## Work order:
Every record needs to be repeated exactly; its pictures do not.

## Data section:
· · ·

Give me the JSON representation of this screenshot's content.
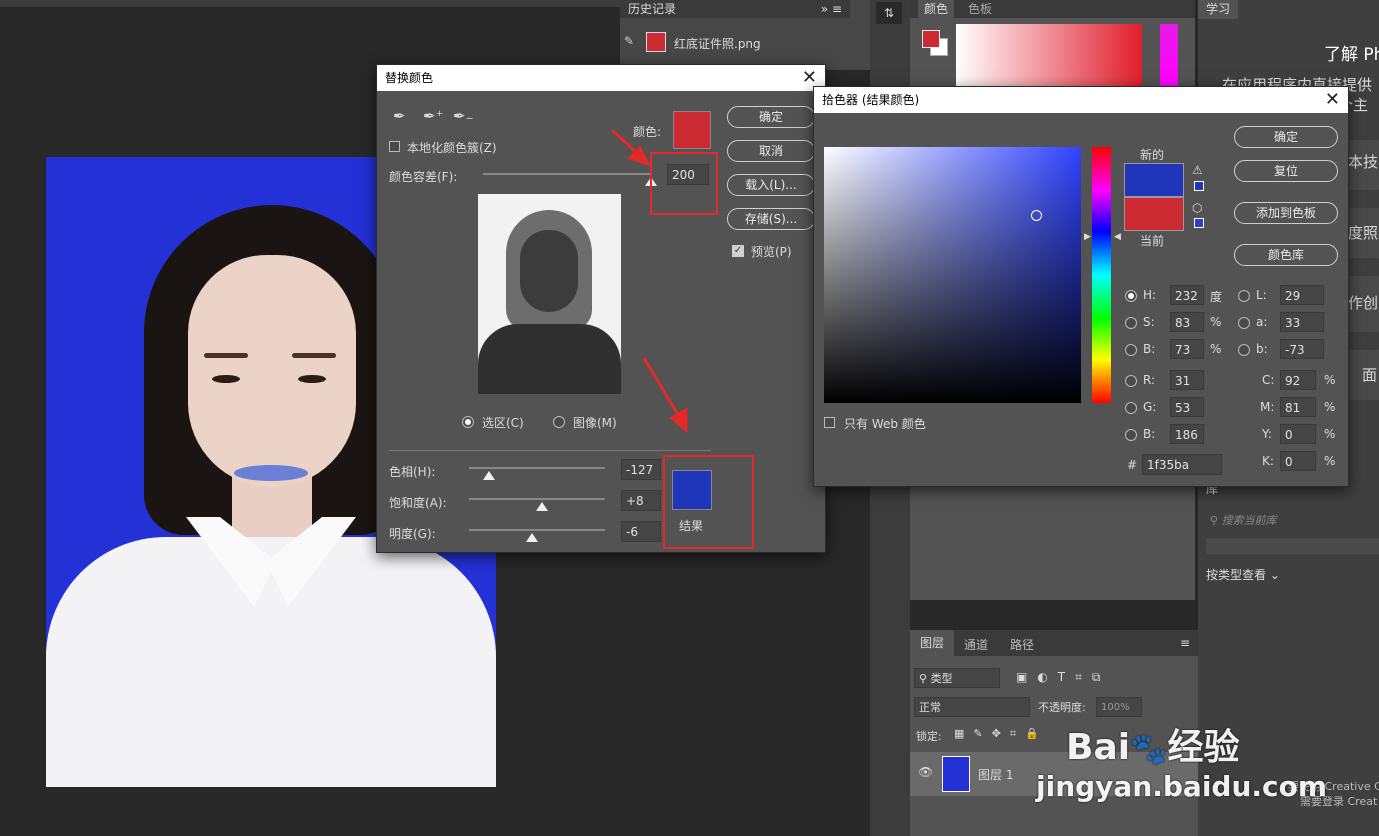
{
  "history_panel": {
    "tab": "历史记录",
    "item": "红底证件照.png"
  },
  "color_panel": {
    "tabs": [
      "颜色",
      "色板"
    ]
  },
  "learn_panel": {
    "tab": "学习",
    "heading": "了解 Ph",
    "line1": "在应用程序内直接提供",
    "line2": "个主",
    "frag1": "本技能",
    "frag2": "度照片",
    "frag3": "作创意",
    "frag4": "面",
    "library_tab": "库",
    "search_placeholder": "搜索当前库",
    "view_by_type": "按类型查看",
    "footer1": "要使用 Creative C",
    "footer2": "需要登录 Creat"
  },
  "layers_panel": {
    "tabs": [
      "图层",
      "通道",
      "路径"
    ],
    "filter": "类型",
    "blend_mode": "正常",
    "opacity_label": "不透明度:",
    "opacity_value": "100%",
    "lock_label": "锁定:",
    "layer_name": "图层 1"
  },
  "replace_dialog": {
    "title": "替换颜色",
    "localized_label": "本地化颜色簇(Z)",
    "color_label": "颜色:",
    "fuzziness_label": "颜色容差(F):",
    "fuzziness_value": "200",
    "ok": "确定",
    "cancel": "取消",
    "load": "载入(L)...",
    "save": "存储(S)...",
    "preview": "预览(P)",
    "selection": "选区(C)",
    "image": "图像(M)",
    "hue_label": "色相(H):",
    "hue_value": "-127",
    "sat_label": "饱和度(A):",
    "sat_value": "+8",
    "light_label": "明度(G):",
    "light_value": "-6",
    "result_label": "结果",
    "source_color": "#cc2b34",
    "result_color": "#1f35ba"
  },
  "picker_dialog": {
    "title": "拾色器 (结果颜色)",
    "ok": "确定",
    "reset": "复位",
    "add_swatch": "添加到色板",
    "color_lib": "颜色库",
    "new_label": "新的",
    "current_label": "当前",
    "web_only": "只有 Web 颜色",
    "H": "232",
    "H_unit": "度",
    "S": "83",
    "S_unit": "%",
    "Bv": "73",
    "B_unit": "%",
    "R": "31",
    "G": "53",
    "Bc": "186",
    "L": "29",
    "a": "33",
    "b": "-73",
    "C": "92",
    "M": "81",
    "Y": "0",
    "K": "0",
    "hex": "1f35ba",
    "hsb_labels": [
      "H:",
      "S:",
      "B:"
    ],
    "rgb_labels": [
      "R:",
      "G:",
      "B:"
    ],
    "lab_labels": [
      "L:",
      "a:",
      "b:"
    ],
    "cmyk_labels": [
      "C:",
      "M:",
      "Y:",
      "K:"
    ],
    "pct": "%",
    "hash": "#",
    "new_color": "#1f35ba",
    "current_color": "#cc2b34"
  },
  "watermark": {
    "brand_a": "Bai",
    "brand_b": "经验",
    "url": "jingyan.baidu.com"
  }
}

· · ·

## Answer for this exercise:
Give me the JSON representation of this screenshot's content.
{
  "history_panel": {
    "tab": "历史记录",
    "item": "红底证件照.png"
  },
  "color_panel": {
    "tabs": [
      "颜色",
      "色板"
    ]
  },
  "learn_panel": {
    "tab": "学习",
    "heading": "了解 Ph",
    "line1": "在应用程序内直接提供",
    "line2": "个主",
    "frag1": "本技能",
    "frag2": "度照片",
    "frag3": "作创意",
    "frag4": "面",
    "library_tab": "库",
    "search_placeholder": "搜索当前库",
    "view_by_type": "按类型查看",
    "footer1": "要使用 Creative C",
    "footer2": "需要登录 Creat"
  },
  "layers_panel": {
    "tabs": [
      "图层",
      "通道",
      "路径"
    ],
    "filter": "类型",
    "blend_mode": "正常",
    "opacity_label": "不透明度:",
    "opacity_value": "100%",
    "lock_label": "锁定:",
    "layer_name": "图层 1"
  },
  "replace_dialog": {
    "title": "替换颜色",
    "localized_label": "本地化颜色簇(Z)",
    "color_label": "颜色:",
    "fuzziness_label": "颜色容差(F):",
    "fuzziness_value": "200",
    "ok": "确定",
    "cancel": "取消",
    "load": "载入(L)...",
    "save": "存储(S)...",
    "preview": "预览(P)",
    "selection": "选区(C)",
    "image": "图像(M)",
    "hue_label": "色相(H):",
    "hue_value": "-127",
    "sat_label": "饱和度(A):",
    "sat_value": "+8",
    "light_label": "明度(G):",
    "light_value": "-6",
    "result_label": "结果",
    "source_color": "#cc2b34",
    "result_color": "#1f35ba"
  },
  "picker_dialog": {
    "title": "拾色器 (结果颜色)",
    "ok": "确定",
    "reset": "复位",
    "add_swatch": "添加到色板",
    "color_lib": "颜色库",
    "new_label": "新的",
    "current_label": "当前",
    "web_only": "只有 Web 颜色",
    "H": "232",
    "H_unit": "度",
    "S": "83",
    "S_unit": "%",
    "Bv": "73",
    "B_unit": "%",
    "R": "31",
    "G": "53",
    "Bc": "186",
    "L": "29",
    "a": "33",
    "b": "-73",
    "C": "92",
    "M": "81",
    "Y": "0",
    "K": "0",
    "hex": "1f35ba",
    "hsb_labels": [
      "H:",
      "S:",
      "B:"
    ],
    "rgb_labels": [
      "R:",
      "G:",
      "B:"
    ],
    "lab_labels": [
      "L:",
      "a:",
      "b:"
    ],
    "cmyk_labels": [
      "C:",
      "M:",
      "Y:",
      "K:"
    ],
    "pct": "%",
    "hash": "#",
    "new_color": "#1f35ba",
    "current_color": "#cc2b34"
  },
  "watermark": {
    "brand_a": "Bai",
    "brand_b": "经验",
    "url": "jingyan.baidu.com"
  }
}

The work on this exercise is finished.